This goes on for a couple months until you hear that you’re not supposed to edit your files on the server. You do some more research and begin to read about things like ‘local environment,’ ‘staging server,’ ‘production server,’ and ‘version control,’ but they don’t make any sense to you.

Reluctantly, you do some research and discover that you are a cowboy coder. You, you horrible person, are editing files live on the server. Disgusted with yourself, you look for an alternative.

The New Web Development Workflow

First of all, you return to editing your files on your local computer (know as your local environment), and you use git to save your project every now and then (know as version control). Once you finish your edits, you upload your files to your online website folder (known as your server) with a program called FileZilla. Everything is right in the world, again.

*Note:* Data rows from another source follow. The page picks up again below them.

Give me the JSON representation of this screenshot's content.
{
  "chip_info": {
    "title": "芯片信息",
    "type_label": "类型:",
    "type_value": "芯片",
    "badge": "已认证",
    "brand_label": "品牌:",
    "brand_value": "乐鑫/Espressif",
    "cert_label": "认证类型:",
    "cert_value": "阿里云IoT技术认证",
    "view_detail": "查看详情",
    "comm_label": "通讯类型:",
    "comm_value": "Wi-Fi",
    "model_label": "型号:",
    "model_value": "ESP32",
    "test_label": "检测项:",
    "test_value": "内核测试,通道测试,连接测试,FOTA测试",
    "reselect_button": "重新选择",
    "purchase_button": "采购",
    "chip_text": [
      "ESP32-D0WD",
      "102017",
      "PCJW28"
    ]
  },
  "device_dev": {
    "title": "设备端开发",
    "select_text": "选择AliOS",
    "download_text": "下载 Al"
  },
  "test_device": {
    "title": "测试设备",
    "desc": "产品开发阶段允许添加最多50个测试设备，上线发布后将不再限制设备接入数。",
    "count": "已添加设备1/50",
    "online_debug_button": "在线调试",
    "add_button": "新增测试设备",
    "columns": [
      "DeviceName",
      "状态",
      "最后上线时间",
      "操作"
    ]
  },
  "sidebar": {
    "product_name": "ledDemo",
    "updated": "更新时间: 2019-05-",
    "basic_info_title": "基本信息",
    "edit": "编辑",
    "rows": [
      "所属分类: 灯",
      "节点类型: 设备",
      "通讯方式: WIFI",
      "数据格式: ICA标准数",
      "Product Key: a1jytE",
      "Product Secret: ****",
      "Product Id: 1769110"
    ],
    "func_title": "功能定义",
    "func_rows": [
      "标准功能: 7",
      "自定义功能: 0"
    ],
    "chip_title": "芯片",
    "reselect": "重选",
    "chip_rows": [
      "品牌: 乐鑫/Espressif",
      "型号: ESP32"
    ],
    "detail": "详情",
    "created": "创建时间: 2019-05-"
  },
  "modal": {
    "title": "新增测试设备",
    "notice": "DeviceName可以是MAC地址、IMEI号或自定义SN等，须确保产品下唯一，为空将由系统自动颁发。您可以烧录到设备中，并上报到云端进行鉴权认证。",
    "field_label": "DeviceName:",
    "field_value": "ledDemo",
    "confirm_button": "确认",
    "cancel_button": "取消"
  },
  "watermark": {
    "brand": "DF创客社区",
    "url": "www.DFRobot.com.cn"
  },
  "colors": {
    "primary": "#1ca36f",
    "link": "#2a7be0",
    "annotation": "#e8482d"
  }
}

However, you discover that this is a very tedious process, and you look for a faster way. You discover that there are many ways to do this. You are beginning to venture in unfamiliar territory, territory that I was in for a long time. To see what I, personally, did to solve this problem, you can take a look at my old workflow using Git and Github. There are other ways to streamline the process of uploading your files to your server, but I used git and github.

With this new web development workflow, you are, now, happily editing files locally, opening your terminal (or git bash on windows) and pushing them to git hub where they are automagically sent to your server.

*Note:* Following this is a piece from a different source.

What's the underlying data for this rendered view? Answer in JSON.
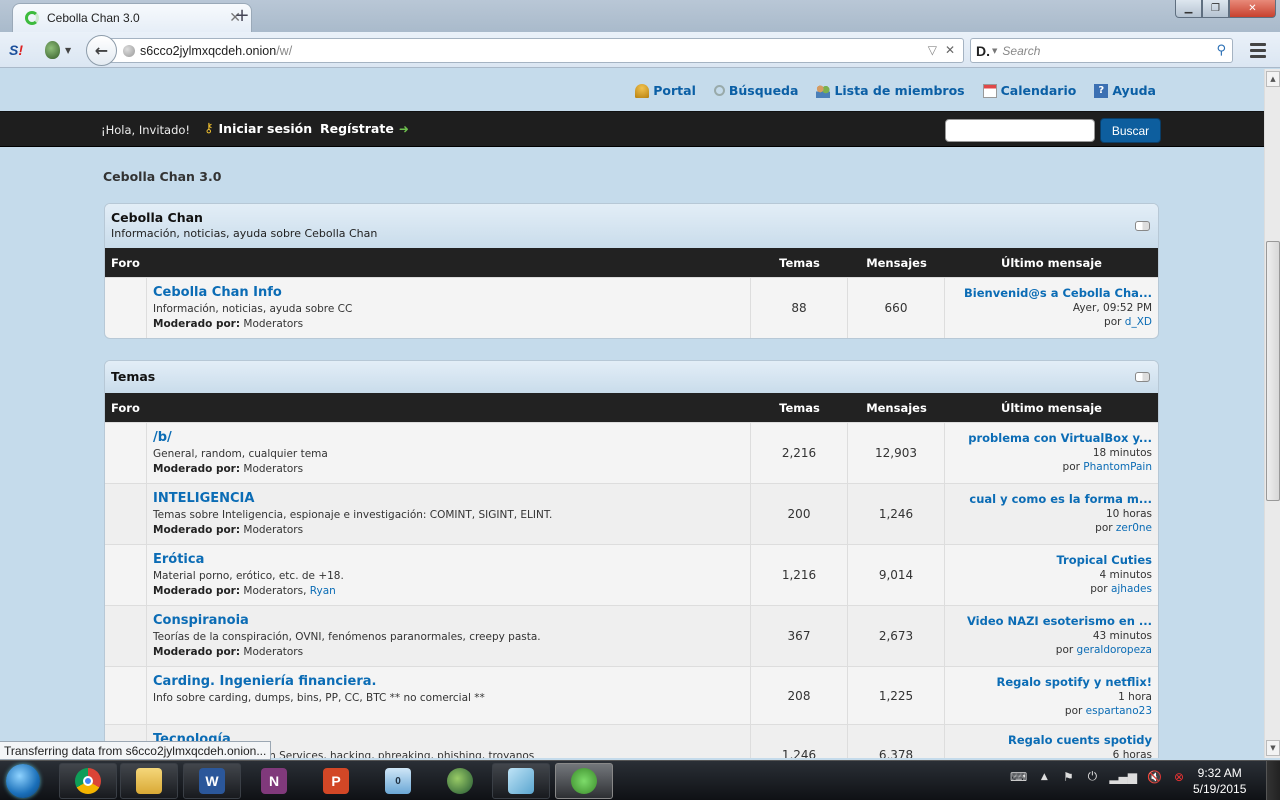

Everything makes sense, now. You are no longer a cowboy coder. You edit your files locally. Then, you use Git to save your project (version control). Next, you use FileZilla or Git/Github to upload your files to the server (your production server). Everything makes sense except for that thing called the ‘staging server.’

After much searching, you get your first client. He wants to see the work you’ve done on his website. You want to show your client, but the only way to show him is by uploading the files to his GoDaddy server. You know you can’t do that because doing so would upset the client’s customers who will see an unfinished website (or a broken one if something breaks while moving the website over to the server).

To solve this problem, you upload the files to a folder inside of the server instead of the server itself, allowing the client to visit hissite.com/your_incomplete_project. This is a primitive way of creating a ‘staging server.’ It is an optional step and is usually not necessary for small projects.

I could go into a LOT of detail on the web development workflow, but this post was just meant to be a broad overview of the web development workflow. It’s meant to help you wrap your head around how extensive the web development workflow really is. The web development workflow’s lack of documentation is probably due to its complexity, but I hope I cleared up some cobwebs with this article.

Keep on thundering!